Lincecum may not be ready to enter retirement, but another quote from Thurman suggests that he’ll be picky about where he pitches next. He doesn’t appear open to pitching overseas, and despite not having a contract for 2017 (or even any serious suitors), the right-hander is set on pitching in the big leagues this year. Whether or not he’s willing to take a bullpen role to do so remains to be seen.
While Baggarly predicts some interest in the veteran righty, there’s not much in Lincecum’s recent history to inspire faith in him as a starter, or even a reliever. He picked up a one-year, $2.5 million contract with the Angels following his hip surgery in 2015, and went 2-6 in 2016 with a 9.16 ERA, 5.4 BB/9 and 7.5 SO/9 over 38 1/3 innings. At this point, a minor league contract seems like the surest path back to major league success, though he’s unlikely to find an open spot on the Giants’ or Angels’ rosters anytime soon.
Free agent right-hander Jeff Manship has reportedly signed with the NC Dinos of the Korea Baseball Organization, according to FanRag Sports’ Jon Heyman. The righty was non-tendered by the Indians in December.
Manship, 32, completed his second season with Cleveland in 2016. He delivered a 3.12 ERA, 4.6 BB/9 and 7.5 SO/9 rate over 43 1/3 innings, a slight decline after posting an 0.92 ERA with the club the year before. During eight years in the major leagues, Manship carries a 4.82 career ERA, 3.6 BB/9 and 6.4 SO/9 in multiple stints with the Twins, Rockies, Phillies and Indians.

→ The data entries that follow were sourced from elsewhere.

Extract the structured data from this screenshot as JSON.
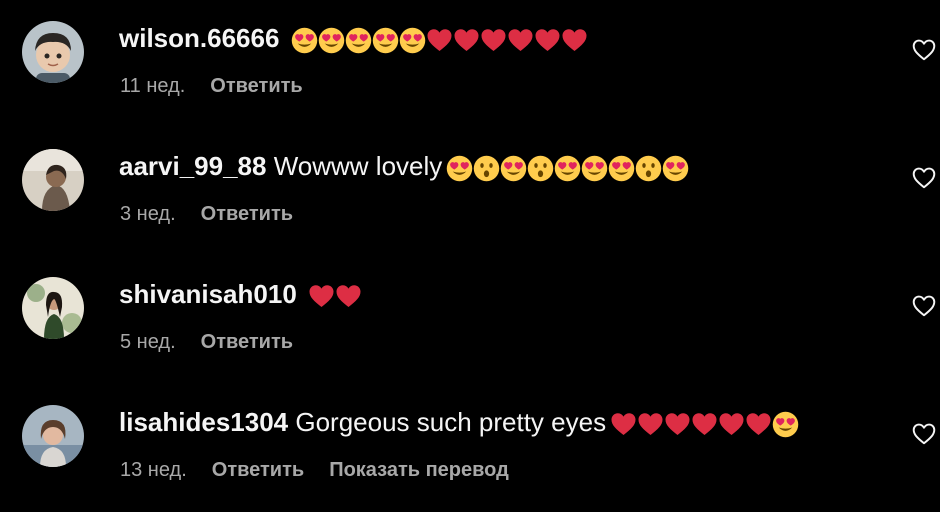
{
  "like_icon": "heart-outline-icon",
  "colors": {
    "background": "#000000",
    "primary_text": "#f5f5f5",
    "secondary_text": "#a8a8a8"
  },
  "comments": [
    {
      "username": "wilson.66666",
      "text": "",
      "emojis": [
        "heart-eyes",
        "heart-eyes",
        "heart-eyes",
        "heart-eyes",
        "heart-eyes",
        "red-heart",
        "red-heart",
        "red-heart",
        "red-heart",
        "red-heart",
        "red-heart"
      ],
      "time": "11 нед.",
      "reply": "Ответить",
      "translate": ""
    },
    {
      "username": "aarvi_99_88",
      "text": "Wowww lovely",
      "emojis": [
        "heart-eyes",
        "surprised",
        "heart-eyes",
        "surprised",
        "heart-eyes",
        "heart-eyes",
        "heart-eyes",
        "surprised",
        "heart-eyes"
      ],
      "time": "3 нед.",
      "reply": "Ответить",
      "translate": ""
    },
    {
      "username": "shivanisah010",
      "text": "",
      "emojis": [
        "red-heart",
        "red-heart"
      ],
      "time": "5 нед.",
      "reply": "Ответить",
      "translate": ""
    },
    {
      "username": "lisahides1304",
      "text": "Gorgeous such pretty eyes",
      "emojis": [
        "red-heart",
        "red-heart",
        "red-heart",
        "red-heart",
        "red-heart",
        "red-heart",
        "heart-eyes"
      ],
      "time": "13 нед.",
      "reply": "Ответить",
      "translate": "Показать перевод"
    }
  ]
}
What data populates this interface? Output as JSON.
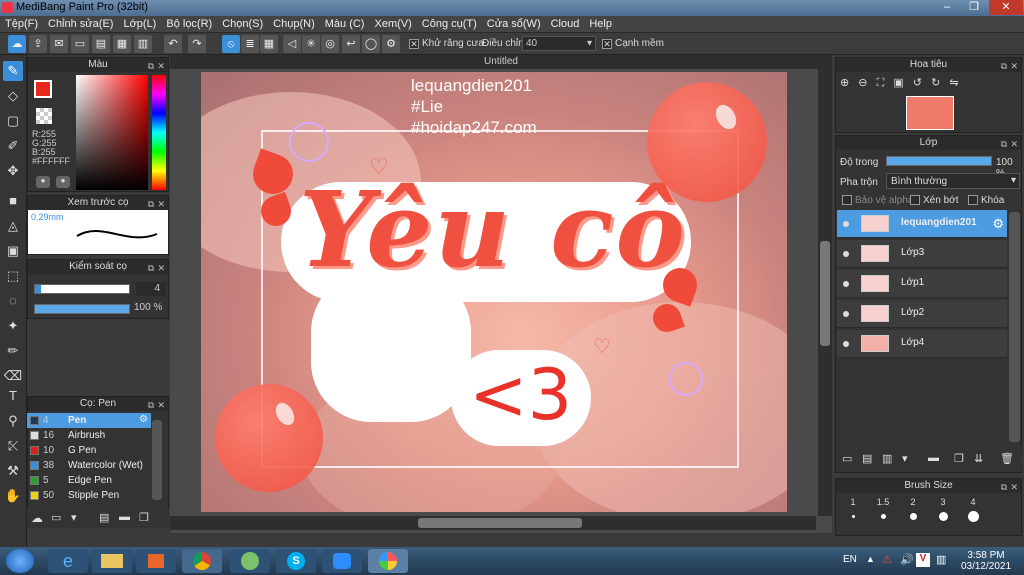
{
  "window": {
    "title": "MediBang Paint Pro (32bit)"
  },
  "menu": [
    "Tệp(F)",
    "Chỉnh sửa(E)",
    "Lớp(L)",
    "Bộ lọc(R)",
    "Chọn(S)",
    "Chụp(N)",
    "Màu (C)",
    "Xem(V)",
    "Công cụ(T)",
    "Cửa sổ(W)",
    "Cloud",
    "Help"
  ],
  "toolbar": {
    "antialias_label": "Khử răng cưa",
    "adjust_label": "Điều chỉnh",
    "adjust_value": "40",
    "sharp_edge_label": "Cạnh mềm"
  },
  "color_panel": {
    "title": "Màu",
    "r": "R:255",
    "g": "G:255",
    "b": "B:255",
    "hex": "#FFFFFF",
    "colors": {
      "fg": "#e8281c",
      "bg": "#ffffff"
    }
  },
  "brush_preview": {
    "title": "Xem trước cọ",
    "size": "0.29mm"
  },
  "brush_control": {
    "title": "Kiểm soát cọ",
    "size_value": "4",
    "opacity_value": "100 %"
  },
  "brush_list": {
    "title": "Cọ: Pen",
    "items": [
      {
        "size": "4",
        "name": "Pen",
        "color": "#1d3a5a"
      },
      {
        "size": "16",
        "name": "Airbrush",
        "color": "#dddddd"
      },
      {
        "size": "10",
        "name": "G Pen",
        "color": "#e02020"
      },
      {
        "size": "38",
        "name": "Watercolor (Wet)",
        "color": "#3a8fe0"
      },
      {
        "size": "5",
        "name": "Edge Pen",
        "color": "#2fa02f"
      },
      {
        "size": "50",
        "name": "Stipple Pen",
        "color": "#e8d21a"
      }
    ]
  },
  "canvas": {
    "tab_title": "Untitled",
    "watermark": [
      "lequangdien201",
      "#Lie",
      "#hoidap247.com"
    ],
    "art_text_main": "Yêu cô",
    "art_text_sub": "<3"
  },
  "navigator": {
    "title": "Hoa tiêu"
  },
  "layers_panel": {
    "title": "Lớp",
    "opacity_label": "Độ trong",
    "opacity_value": "100 %",
    "blend_label": "Pha trộn",
    "blend_value": "Bình thường",
    "protect_alpha": "Bảo vệ alpha",
    "clipping": "Xén bớt",
    "lock": "Khóa",
    "layers": [
      {
        "name": "lequangdien201",
        "selected": true
      },
      {
        "name": "Lớp3",
        "selected": false
      },
      {
        "name": "Lớp1",
        "selected": false
      },
      {
        "name": "Lớp2",
        "selected": false
      },
      {
        "name": "Lớp4",
        "selected": false
      }
    ]
  },
  "brush_size_panel": {
    "title": "Brush Size",
    "sizes": [
      "1",
      "1.5",
      "2",
      "3",
      "4"
    ]
  },
  "taskbar": {
    "lang": "EN",
    "time": "3:58 PM",
    "date": "03/12/2021"
  }
}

The right-hander will be joined by fellow MLB transplants Eric Hacker and Xavier Scruggs, each of whom took one-year deals with the Dinos last month. Steve Adams of MLB Trade Rumors notes that each KBO team is allowed up to three foreign players, so Manship will round out the trio when he joins the roster. Any salary terms have yet to be disclosed.